Sixteen Years of Alcohol (18)

Written and Directed by Richard Jobson
Screening at FACT from 10th September 2004

Reviewed by Adam Ford

Frankie Mac (Kevin McKidd) is a small-time thug who idolises Alex from A Clockwork Orange - though more for his ultraviolence and faithful droogs than his use of eyeliner. As Frankie lies bleeding in a dismal passageway, he pieces together his life - a story of love, loss and (of course) alcohol.

Through Frankie's eyes we see his first encounter with whisky, which coincides with the effective end of his parents' relationship. From there things get steadily worse, as his life spirals out of control in a haze of drink and barbarism. He falls in love twice - with stunning art graduate Helen (Laura Fraser) and Alcoholics Anonymous guardian angel Mary (Susan Lynch) - while he tries to tame his self-destructive demons. The ghosts of his past continually haunt him as he heads for that dank alley and his destiny.

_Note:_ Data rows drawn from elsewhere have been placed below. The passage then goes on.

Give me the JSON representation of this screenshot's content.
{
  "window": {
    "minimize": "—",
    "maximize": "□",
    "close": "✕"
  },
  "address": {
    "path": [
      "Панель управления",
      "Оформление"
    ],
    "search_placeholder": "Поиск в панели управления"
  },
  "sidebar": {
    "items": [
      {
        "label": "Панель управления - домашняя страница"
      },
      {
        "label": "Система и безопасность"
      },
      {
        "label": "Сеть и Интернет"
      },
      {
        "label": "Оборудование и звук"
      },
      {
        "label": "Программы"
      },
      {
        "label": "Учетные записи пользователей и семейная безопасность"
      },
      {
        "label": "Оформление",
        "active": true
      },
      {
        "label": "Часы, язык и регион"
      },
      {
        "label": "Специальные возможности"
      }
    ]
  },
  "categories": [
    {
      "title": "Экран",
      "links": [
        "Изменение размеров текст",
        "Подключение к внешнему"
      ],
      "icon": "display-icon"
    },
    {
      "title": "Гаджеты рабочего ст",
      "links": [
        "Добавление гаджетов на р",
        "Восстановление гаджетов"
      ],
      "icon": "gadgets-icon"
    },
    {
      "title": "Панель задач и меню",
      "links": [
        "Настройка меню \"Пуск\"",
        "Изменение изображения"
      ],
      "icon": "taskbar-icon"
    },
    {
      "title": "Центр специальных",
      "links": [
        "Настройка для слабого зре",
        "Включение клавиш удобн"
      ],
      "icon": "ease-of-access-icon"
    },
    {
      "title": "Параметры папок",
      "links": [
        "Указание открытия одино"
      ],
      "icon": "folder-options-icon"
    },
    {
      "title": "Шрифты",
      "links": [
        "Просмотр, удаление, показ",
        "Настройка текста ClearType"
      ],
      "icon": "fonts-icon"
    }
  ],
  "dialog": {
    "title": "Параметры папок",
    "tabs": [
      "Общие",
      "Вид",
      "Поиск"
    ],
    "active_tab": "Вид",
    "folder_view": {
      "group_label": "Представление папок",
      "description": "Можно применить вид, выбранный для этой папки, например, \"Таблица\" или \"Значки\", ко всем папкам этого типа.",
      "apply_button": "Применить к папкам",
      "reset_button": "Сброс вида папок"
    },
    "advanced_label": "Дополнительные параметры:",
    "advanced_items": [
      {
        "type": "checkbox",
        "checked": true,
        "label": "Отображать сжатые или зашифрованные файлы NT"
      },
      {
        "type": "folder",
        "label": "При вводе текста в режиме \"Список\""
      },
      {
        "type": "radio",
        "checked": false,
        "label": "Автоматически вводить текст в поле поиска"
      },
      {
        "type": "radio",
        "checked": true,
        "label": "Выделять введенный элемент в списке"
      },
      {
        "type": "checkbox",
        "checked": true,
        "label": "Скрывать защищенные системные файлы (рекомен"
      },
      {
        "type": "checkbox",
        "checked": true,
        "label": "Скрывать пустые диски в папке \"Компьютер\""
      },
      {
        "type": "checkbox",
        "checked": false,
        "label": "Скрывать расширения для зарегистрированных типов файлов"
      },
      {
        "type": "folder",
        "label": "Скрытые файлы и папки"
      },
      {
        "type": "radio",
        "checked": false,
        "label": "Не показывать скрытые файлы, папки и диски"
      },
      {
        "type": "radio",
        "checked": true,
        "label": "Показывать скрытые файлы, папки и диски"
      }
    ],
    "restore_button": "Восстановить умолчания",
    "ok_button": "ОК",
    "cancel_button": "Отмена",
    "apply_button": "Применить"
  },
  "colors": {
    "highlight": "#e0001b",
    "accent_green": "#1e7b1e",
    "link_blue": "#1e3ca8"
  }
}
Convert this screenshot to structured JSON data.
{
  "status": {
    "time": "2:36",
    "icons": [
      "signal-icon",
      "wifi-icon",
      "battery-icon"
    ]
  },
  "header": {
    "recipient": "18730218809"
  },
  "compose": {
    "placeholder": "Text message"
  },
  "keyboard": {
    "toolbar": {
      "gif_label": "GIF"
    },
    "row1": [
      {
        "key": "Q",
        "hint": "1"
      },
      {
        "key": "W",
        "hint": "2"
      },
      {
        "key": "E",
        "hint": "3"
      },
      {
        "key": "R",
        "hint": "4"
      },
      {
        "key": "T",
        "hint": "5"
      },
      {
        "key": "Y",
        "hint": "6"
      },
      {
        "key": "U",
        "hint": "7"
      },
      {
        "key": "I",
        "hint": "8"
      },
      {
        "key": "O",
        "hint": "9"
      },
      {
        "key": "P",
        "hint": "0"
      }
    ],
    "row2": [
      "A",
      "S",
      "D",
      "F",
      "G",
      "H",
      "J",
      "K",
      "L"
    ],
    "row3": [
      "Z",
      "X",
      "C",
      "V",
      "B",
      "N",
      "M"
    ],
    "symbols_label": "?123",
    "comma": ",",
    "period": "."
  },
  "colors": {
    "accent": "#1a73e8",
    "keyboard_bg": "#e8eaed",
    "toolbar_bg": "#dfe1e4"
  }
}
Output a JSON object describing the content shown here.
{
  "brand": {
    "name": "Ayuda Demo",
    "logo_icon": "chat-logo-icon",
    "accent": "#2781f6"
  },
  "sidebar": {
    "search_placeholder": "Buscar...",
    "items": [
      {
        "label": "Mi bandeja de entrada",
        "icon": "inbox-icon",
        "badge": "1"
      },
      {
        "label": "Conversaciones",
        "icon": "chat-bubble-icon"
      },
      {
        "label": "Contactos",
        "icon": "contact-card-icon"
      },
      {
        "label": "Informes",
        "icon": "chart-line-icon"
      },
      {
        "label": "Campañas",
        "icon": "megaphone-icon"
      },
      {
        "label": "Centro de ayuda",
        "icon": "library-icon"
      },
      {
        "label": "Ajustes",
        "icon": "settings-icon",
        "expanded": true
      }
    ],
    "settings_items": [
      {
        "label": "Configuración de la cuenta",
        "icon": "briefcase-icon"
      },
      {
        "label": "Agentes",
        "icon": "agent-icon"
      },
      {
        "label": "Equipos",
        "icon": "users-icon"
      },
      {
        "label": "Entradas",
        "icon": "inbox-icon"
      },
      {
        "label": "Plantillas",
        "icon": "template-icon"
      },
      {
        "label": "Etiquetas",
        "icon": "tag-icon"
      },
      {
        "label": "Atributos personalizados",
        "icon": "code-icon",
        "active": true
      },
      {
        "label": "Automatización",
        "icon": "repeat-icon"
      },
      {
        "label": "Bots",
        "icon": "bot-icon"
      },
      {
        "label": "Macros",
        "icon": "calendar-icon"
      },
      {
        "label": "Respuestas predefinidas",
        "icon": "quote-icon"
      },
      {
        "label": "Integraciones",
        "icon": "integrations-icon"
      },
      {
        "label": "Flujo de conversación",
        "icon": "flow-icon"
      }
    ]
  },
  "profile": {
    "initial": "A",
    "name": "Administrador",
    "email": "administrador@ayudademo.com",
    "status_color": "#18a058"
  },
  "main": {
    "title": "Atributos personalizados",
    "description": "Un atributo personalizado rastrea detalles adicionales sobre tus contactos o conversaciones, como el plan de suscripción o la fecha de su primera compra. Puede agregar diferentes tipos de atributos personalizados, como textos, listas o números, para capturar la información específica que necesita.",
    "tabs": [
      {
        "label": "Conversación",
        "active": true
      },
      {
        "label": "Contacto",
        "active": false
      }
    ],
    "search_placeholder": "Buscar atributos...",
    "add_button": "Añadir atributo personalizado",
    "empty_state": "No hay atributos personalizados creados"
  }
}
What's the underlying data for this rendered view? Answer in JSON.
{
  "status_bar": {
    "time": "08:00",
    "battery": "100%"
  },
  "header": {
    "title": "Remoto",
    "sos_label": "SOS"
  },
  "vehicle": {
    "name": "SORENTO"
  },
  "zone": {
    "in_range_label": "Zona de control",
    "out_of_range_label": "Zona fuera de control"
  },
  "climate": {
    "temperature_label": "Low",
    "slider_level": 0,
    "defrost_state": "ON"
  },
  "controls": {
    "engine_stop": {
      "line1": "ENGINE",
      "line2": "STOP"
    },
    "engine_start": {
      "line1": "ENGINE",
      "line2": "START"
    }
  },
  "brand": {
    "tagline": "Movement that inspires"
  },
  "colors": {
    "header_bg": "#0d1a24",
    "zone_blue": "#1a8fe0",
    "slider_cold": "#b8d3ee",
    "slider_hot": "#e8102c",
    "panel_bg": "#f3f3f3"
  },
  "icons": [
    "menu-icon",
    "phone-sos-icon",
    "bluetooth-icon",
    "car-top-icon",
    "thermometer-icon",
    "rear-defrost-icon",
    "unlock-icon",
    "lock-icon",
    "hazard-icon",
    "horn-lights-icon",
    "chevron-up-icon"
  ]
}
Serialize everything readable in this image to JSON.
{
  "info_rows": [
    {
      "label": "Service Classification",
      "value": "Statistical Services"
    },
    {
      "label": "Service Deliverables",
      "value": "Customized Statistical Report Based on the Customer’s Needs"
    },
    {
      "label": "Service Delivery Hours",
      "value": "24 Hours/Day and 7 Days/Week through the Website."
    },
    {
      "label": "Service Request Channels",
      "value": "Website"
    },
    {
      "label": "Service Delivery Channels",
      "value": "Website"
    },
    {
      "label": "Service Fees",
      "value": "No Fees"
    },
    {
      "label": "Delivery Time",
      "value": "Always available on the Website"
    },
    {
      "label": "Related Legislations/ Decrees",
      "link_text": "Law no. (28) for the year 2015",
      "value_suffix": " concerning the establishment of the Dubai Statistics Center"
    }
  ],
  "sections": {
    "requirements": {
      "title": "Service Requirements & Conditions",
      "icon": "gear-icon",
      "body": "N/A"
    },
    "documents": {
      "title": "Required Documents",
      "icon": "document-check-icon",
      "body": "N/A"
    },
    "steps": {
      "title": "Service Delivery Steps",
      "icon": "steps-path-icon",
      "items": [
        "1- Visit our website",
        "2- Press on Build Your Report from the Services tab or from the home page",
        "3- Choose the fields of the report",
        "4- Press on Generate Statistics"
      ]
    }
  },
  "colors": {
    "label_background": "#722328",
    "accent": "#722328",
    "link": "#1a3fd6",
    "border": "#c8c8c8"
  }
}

Sixteen Years of Alcohol is the directorial debut of Richard Jobson (former frontman of Dunfermline punks The Skids), and he manages to combine sensitive storytelling with gritty atmospherics. The film is almost relentlessly dour, but there are some very funny moments, especially when Frankie cuts through the crap at an art gallery and annoys some pretentious poseurs in the process. Unfortunately, the narration is too self-consciously poetic, so judging by his gallery comments Frankie wouldn't think much of his own voiceover. Nonetheless, this is a striking and poignant look at vanquished hope and wasted youth.